**WHAT YOU SHOULD DO**. The data should be printed in full, character for character.

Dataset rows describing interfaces
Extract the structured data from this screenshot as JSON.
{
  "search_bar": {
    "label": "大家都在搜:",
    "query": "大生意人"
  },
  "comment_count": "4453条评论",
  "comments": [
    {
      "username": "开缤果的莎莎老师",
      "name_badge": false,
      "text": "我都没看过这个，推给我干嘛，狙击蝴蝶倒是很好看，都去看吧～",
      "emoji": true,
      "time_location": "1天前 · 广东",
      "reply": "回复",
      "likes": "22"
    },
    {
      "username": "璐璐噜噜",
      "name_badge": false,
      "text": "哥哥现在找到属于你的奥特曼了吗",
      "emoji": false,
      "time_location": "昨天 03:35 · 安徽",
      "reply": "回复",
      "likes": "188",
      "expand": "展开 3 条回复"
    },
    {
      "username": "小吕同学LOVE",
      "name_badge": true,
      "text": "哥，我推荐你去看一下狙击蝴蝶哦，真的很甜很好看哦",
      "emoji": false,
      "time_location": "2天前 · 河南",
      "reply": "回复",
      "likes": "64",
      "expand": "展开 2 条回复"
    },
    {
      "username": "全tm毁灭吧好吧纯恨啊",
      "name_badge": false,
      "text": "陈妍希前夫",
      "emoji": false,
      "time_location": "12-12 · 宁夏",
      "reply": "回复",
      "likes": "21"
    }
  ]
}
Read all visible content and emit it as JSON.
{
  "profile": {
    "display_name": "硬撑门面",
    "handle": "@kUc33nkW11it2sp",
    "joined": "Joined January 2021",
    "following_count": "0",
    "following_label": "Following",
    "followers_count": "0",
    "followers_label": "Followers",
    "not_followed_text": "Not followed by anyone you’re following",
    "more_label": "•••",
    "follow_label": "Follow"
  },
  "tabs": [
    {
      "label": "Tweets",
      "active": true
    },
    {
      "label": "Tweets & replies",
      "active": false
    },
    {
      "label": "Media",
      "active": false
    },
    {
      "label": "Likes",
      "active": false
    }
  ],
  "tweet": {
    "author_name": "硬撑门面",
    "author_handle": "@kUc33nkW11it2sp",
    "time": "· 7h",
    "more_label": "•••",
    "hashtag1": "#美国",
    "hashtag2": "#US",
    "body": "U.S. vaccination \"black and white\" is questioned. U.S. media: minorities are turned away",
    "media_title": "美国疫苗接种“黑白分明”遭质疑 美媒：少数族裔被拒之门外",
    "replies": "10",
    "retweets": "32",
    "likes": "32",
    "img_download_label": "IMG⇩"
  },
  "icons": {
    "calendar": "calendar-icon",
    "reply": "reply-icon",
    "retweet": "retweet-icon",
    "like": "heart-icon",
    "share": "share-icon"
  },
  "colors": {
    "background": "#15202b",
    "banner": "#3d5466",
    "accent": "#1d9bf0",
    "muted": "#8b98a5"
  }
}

**RESPONSE TO THE TASK**.
Extract the structured data from this screenshot as JSON.
{
  "search_bar": {
    "label": "大家都在搜:",
    "query": "大生意人"
  },
  "comment_count": "4453条评论",
  "comments": [
    {
      "username": "开缤果的莎莎老师",
      "name_badge": false,
      "text": "我都没看过这个，推给我干嘛，狙击蝴蝶倒是很好看，都去看吧～",
      "emoji": true,
      "time_location": "1天前 · 广东",
      "reply": "回复",
      "likes": "22"
    },
    {
      "username": "璐璐噜噜",
      "name_badge": false,
      "text": "哥哥现在找到属于你的奥特曼了吗",
      "emoji": false,
      "time_location": "昨天 03:35 · 安徽",
      "reply": "回复",
      "likes": "188",
      "expand": "展开 3 条回复"
    },
    {
      "username": "小吕同学LOVE",
      "name_badge": true,
      "text": "哥，我推荐你去看一下狙击蝴蝶哦，真的很甜很好看哦",
      "emoji": false,
      "time_location": "2天前 · 河南",
      "reply": "回复",
      "likes": "64",
      "expand": "展开 2 条回复"
    },
    {
      "username": "全tm毁灭吧好吧纯恨啊",
      "name_badge": false,
      "text": "陈妍希前夫",
      "emoji": false,
      "time_location": "12-12 · 宁夏",
      "reply": "回复",
      "likes": "21"
    }
  ]
}
Read all visible content and emit it as JSON.
{
  "profile": {
    "display_name": "硬撑门面",
    "handle": "@kUc33nkW11it2sp",
    "joined": "Joined January 2021",
    "following_count": "0",
    "following_label": "Following",
    "followers_count": "0",
    "followers_label": "Followers",
    "not_followed_text": "Not followed by anyone you’re following",
    "more_label": "•••",
    "follow_label": "Follow"
  },
  "tabs": [
    {
      "label": "Tweets",
      "active": true
    },
    {
      "label": "Tweets & replies",
      "active": false
    },
    {
      "label": "Media",
      "active": false
    },
    {
      "label": "Likes",
      "active": false
    }
  ],
  "tweet": {
    "author_name": "硬撑门面",
    "author_handle": "@kUc33nkW11it2sp",
    "time": "· 7h",
    "more_label": "•••",
    "hashtag1": "#美国",
    "hashtag2": "#US",
    "body": "U.S. vaccination \"black and white\" is questioned. U.S. media: minorities are turned away",
    "media_title": "美国疫苗接种“黑白分明”遭质疑 美媒：少数族裔被拒之门外",
    "replies": "10",
    "retweets": "32",
    "likes": "32",
    "img_download_label": "IMG⇩"
  },
  "icons": {
    "calendar": "calendar-icon",
    "reply": "reply-icon",
    "retweet": "retweet-icon",
    "like": "heart-icon",
    "share": "share-icon"
  },
  "colors": {
    "background": "#15202b",
    "banner": "#3d5466",
    "accent": "#1d9bf0",
    "muted": "#8b98a5"
  }
}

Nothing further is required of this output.